Task brief:
From the entries below, work out the number of lines that hold the word "Fibers", and give that number alone.

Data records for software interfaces
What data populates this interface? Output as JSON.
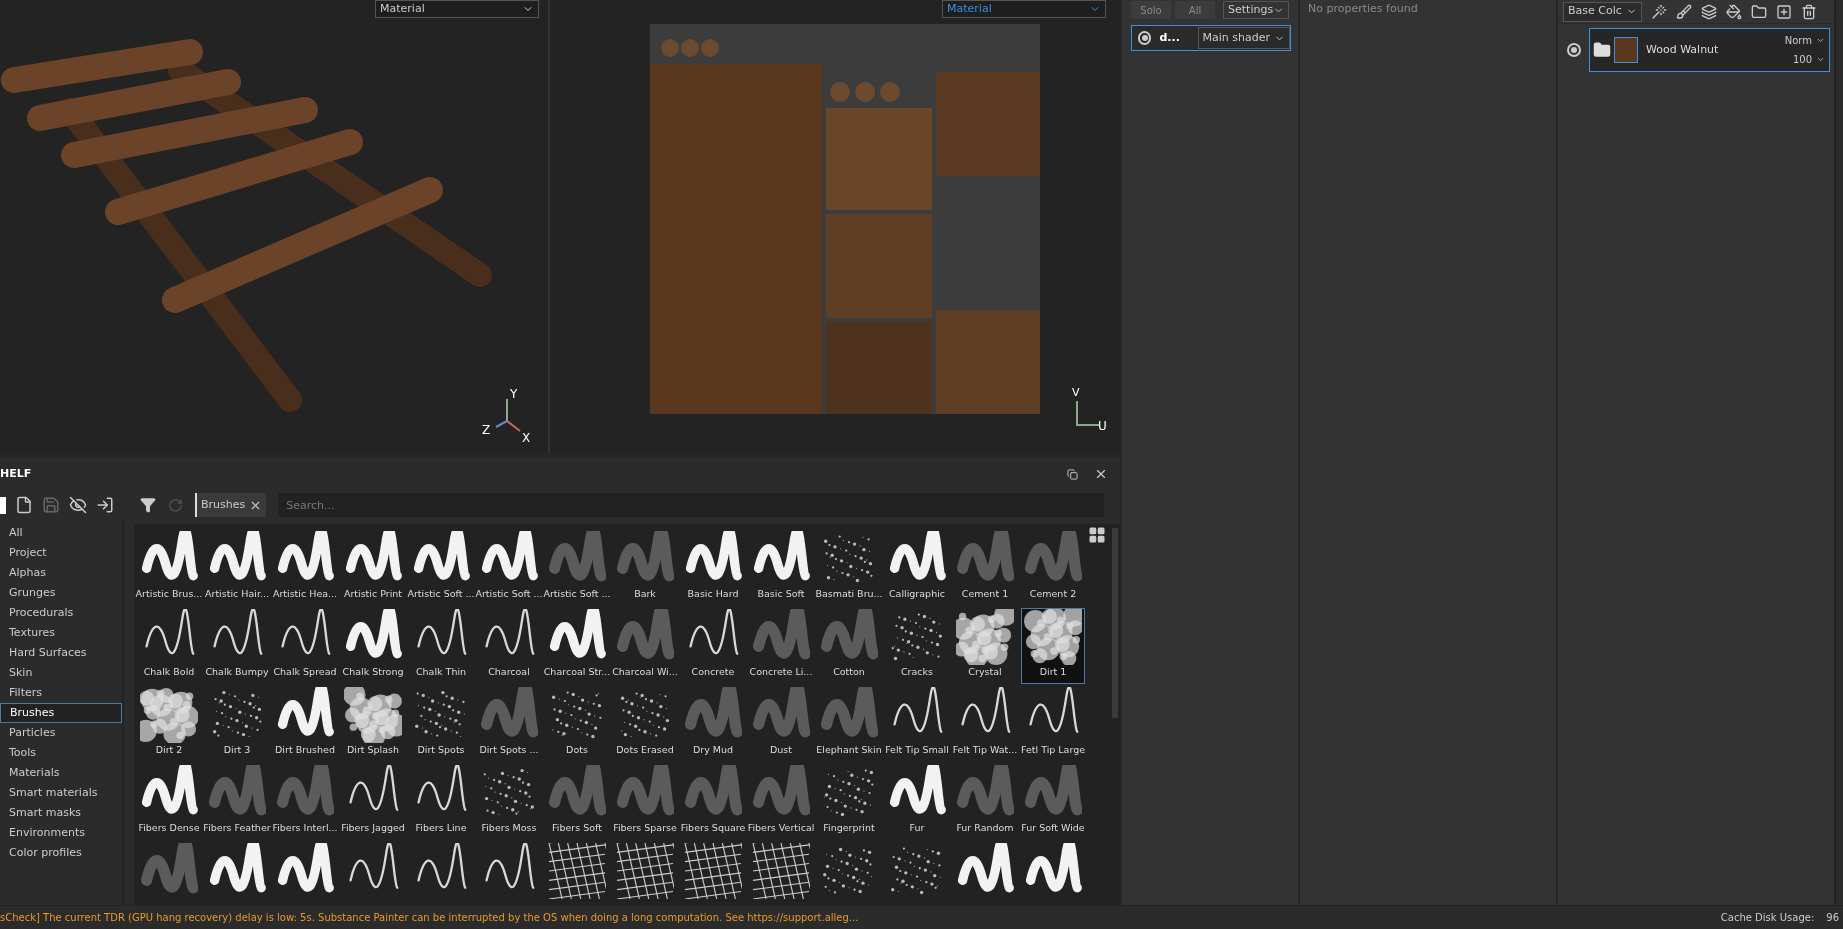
{
  "viewport_3d": {
    "material_dropdown": "Material",
    "axis": {
      "y": "Y",
      "z": "Z",
      "x": "X"
    }
  },
  "viewport_uv": {
    "material_dropdown": "Material",
    "axis": {
      "v": "V",
      "u": "U"
    }
  },
  "texture_sets": {
    "buttons": [
      {
        "label": "Solo",
        "disabled": true
      },
      {
        "label": "All",
        "disabled": true
      }
    ],
    "settings": "Settings",
    "items": [
      {
        "name": "d...",
        "visible": true,
        "selected": true,
        "shader": "Main shader"
      }
    ]
  },
  "properties": {
    "message": "No properties found"
  },
  "layers": {
    "channel": "Base Colc",
    "items": [
      {
        "name": "Wood Walnut",
        "visible": true,
        "selected": true,
        "blend": "Norm",
        "opacity": "100"
      }
    ]
  },
  "shelf": {
    "title": "HELF",
    "filter_tag": "Brushes",
    "search_placeholder": "Search...",
    "categories": [
      {
        "label": "All",
        "selected": false
      },
      {
        "label": "Project",
        "selected": false
      },
      {
        "label": "Alphas",
        "selected": false
      },
      {
        "label": "Grunges",
        "selected": false
      },
      {
        "label": "Procedurals",
        "selected": false
      },
      {
        "label": "Textures",
        "selected": false
      },
      {
        "label": "Hard Surfaces",
        "selected": false
      },
      {
        "label": "Skin",
        "selected": false
      },
      {
        "label": "Filters",
        "selected": false
      },
      {
        "label": "Brushes",
        "selected": true
      },
      {
        "label": "Particles",
        "selected": false
      },
      {
        "label": "Tools",
        "selected": false
      },
      {
        "label": "Materials",
        "selected": false
      },
      {
        "label": "Smart materials",
        "selected": false
      },
      {
        "label": "Smart masks",
        "selected": false
      },
      {
        "label": "Environments",
        "selected": false
      },
      {
        "label": "Color profiles",
        "selected": false
      }
    ],
    "assets": [
      {
        "label": "Artistic Brus...",
        "kind": "stroke",
        "selected": false
      },
      {
        "label": "Artistic Hair...",
        "kind": "stroke",
        "selected": false
      },
      {
        "label": "Artistic Hea...",
        "kind": "stroke",
        "selected": false
      },
      {
        "label": "Artistic Print",
        "kind": "stroke",
        "selected": false
      },
      {
        "label": "Artistic Soft ...",
        "kind": "stroke",
        "selected": false
      },
      {
        "label": "Artistic Soft ...",
        "kind": "stroke",
        "selected": false
      },
      {
        "label": "Artistic Soft ...",
        "kind": "soft",
        "selected": false
      },
      {
        "label": "Bark",
        "kind": "soft",
        "selected": false
      },
      {
        "label": "Basic Hard",
        "kind": "stroke",
        "selected": false
      },
      {
        "label": "Basic Soft",
        "kind": "stroke",
        "selected": false
      },
      {
        "label": "Basmati Bru...",
        "kind": "speckle",
        "selected": false
      },
      {
        "label": "Calligraphic",
        "kind": "stroke",
        "selected": false
      },
      {
        "label": "Cement 1",
        "kind": "soft",
        "selected": false
      },
      {
        "label": "Cement 2",
        "kind": "soft",
        "selected": false
      },
      {
        "label": "Chalk Bold",
        "kind": "thin",
        "selected": false
      },
      {
        "label": "Chalk Bumpy",
        "kind": "thin",
        "selected": false
      },
      {
        "label": "Chalk Spread",
        "kind": "thin",
        "selected": false
      },
      {
        "label": "Chalk Strong",
        "kind": "stroke",
        "selected": false
      },
      {
        "label": "Chalk Thin",
        "kind": "thin",
        "selected": false
      },
      {
        "label": "Charcoal",
        "kind": "thin",
        "selected": false
      },
      {
        "label": "Charcoal Str...",
        "kind": "stroke",
        "selected": false
      },
      {
        "label": "Charcoal Wi...",
        "kind": "soft",
        "selected": false
      },
      {
        "label": "Concrete",
        "kind": "thin",
        "selected": false
      },
      {
        "label": "Concrete Li...",
        "kind": "soft",
        "selected": false
      },
      {
        "label": "Cotton",
        "kind": "soft",
        "selected": false
      },
      {
        "label": "Cracks",
        "kind": "speckle",
        "selected": false
      },
      {
        "label": "Crystal",
        "kind": "cloud",
        "selected": false
      },
      {
        "label": "Dirt 1",
        "kind": "cloud",
        "selected": true
      },
      {
        "label": "Dirt 2",
        "kind": "cloud",
        "selected": false
      },
      {
        "label": "Dirt 3",
        "kind": "speckle",
        "selected": false
      },
      {
        "label": "Dirt Brushed",
        "kind": "stroke",
        "selected": false
      },
      {
        "label": "Dirt Splash",
        "kind": "cloud",
        "selected": false
      },
      {
        "label": "Dirt Spots",
        "kind": "speckle",
        "selected": false
      },
      {
        "label": "Dirt Spots ...",
        "kind": "soft",
        "selected": false
      },
      {
        "label": "Dots",
        "kind": "speckle",
        "selected": false
      },
      {
        "label": "Dots Erased",
        "kind": "speckle",
        "selected": false
      },
      {
        "label": "Dry Mud",
        "kind": "soft",
        "selected": false
      },
      {
        "label": "Dust",
        "kind": "soft",
        "selected": false
      },
      {
        "label": "Elephant Skin",
        "kind": "soft",
        "selected": false
      },
      {
        "label": "Felt Tip Small",
        "kind": "thin",
        "selected": false
      },
      {
        "label": "Felt Tip Wat...",
        "kind": "thin",
        "selected": false
      },
      {
        "label": "Fetl Tip Large",
        "kind": "thin",
        "selected": false
      },
      {
        "label": "Fibers Dense",
        "kind": "stroke",
        "selected": false
      },
      {
        "label": "Fibers Feather",
        "kind": "soft",
        "selected": false
      },
      {
        "label": "Fibers Interl...",
        "kind": "soft",
        "selected": false
      },
      {
        "label": "Fibers Jagged",
        "kind": "thin",
        "selected": false
      },
      {
        "label": "Fibers Line",
        "kind": "thin",
        "selected": false
      },
      {
        "label": "Fibers Moss",
        "kind": "speckle",
        "selected": false
      },
      {
        "label": "Fibers Soft",
        "kind": "soft",
        "selected": false
      },
      {
        "label": "Fibers Sparse",
        "kind": "soft",
        "selected": false
      },
      {
        "label": "Fibers Square",
        "kind": "soft",
        "selected": false
      },
      {
        "label": "Fibers Vertical",
        "kind": "soft",
        "selected": false
      },
      {
        "label": "Fingerprint",
        "kind": "speckle",
        "selected": false
      },
      {
        "label": "Fur",
        "kind": "stroke",
        "selected": false
      },
      {
        "label": "Fur Random",
        "kind": "soft",
        "selected": false
      },
      {
        "label": "Fur Soft Wide",
        "kind": "soft",
        "selected": false
      },
      {
        "kind": "soft",
        "selected": false
      },
      {
        "kind": "stroke",
        "selected": false
      },
      {
        "kind": "stroke",
        "selected": false
      },
      {
        "kind": "thin",
        "selected": false
      },
      {
        "kind": "thin",
        "selected": false
      },
      {
        "kind": "thin",
        "selected": false
      },
      {
        "kind": "pattern",
        "selected": false
      },
      {
        "kind": "pattern",
        "selected": false
      },
      {
        "kind": "pattern",
        "selected": false
      },
      {
        "kind": "pattern",
        "selected": false
      },
      {
        "kind": "speckle",
        "selected": false
      },
      {
        "kind": "speckle",
        "selected": false
      },
      {
        "kind": "stroke",
        "selected": false
      },
      {
        "kind": "stroke",
        "selected": false
      }
    ]
  },
  "status_bar": {
    "message": "sCheck] The current TDR (GPU hang recovery) delay is low: 5s. Substance Painter can be interrupted by the OS when doing a long computation. See https://support.alleg...",
    "cache_label": "Cache Disk Usage:",
    "cache_value": "96"
  }
}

Result for this exercise:
10